was a seminal work for its discussion of how one might design a system (biological or otherwise) in order to generate behavior like that seen in beings with brains. He embarks on a series of thought experiments in which he creates thirteen "vehicles"
through simple components that (arguably) display intelligent behavior, evolving in a Darwinian fashion to demonstrate what appears to be high-level cognition.
In the past 26 years, with the expansion of internet access and capabilities around artificial intelligence, a number
have attempted to make Braitenberg's vision into a reality. Beautiful artwork
has been inspired by the plans for the vehicles. Now, online simulators
allow laypeople to play with the vehicles. You could even build one yourself
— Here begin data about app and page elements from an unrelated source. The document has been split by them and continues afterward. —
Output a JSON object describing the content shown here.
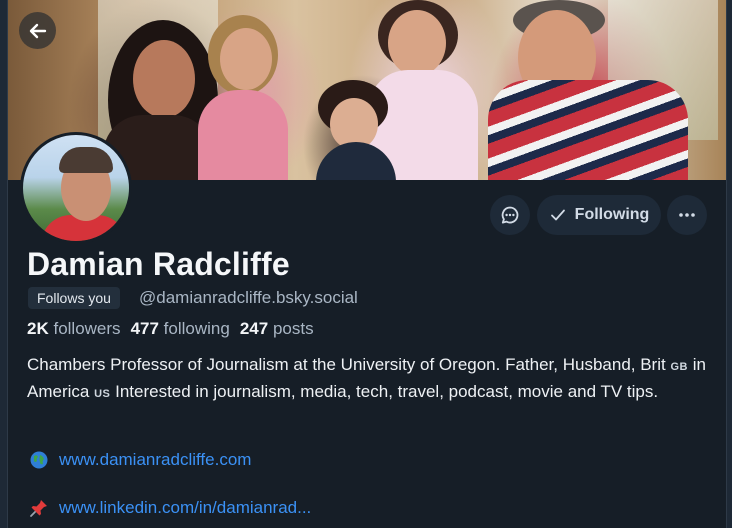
{
  "profile": {
    "display_name": "Damian Radcliffe",
    "follows_you": "Follows you",
    "handle": "@damianradcliffe.bsky.social",
    "stats": {
      "followers_count": "2K",
      "followers_label": "followers",
      "following_count": "477",
      "following_label": "following",
      "posts_count": "247",
      "posts_label": "posts"
    },
    "bio": {
      "part1": "Chambers Professor of Journalism at the University of Oregon. Father, Husband, Brit",
      "flag_gb": "GB",
      "part2": "in America",
      "flag_us": "US",
      "part3": "Interested in journalism, media, tech, travel, podcast, movie and TV tips."
    },
    "links": [
      {
        "emoji": "globe-icon",
        "text": "www.damianradcliffe.com"
      },
      {
        "emoji": "pushpin-icon",
        "text": "www.linkedin.com/in/damianrad..."
      }
    ]
  },
  "actions": {
    "message_icon": "message-icon",
    "following_label": "Following",
    "more_icon": "ellipsis-icon",
    "back_icon": "back-arrow-icon"
  },
  "colors": {
    "background": "#161e27",
    "link": "#3b91f5",
    "button_bg": "#1e2a38"
  }
}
Although fascinating at face value, the true depth of Braitenberg's work (as is common with artificial intelligence) may arguably lie in its philosophical and ethical implications. What does this mean for how we conceptualize mental illness and other dysfunctional behavior? How does it affect what we define as free will and intelligent thought?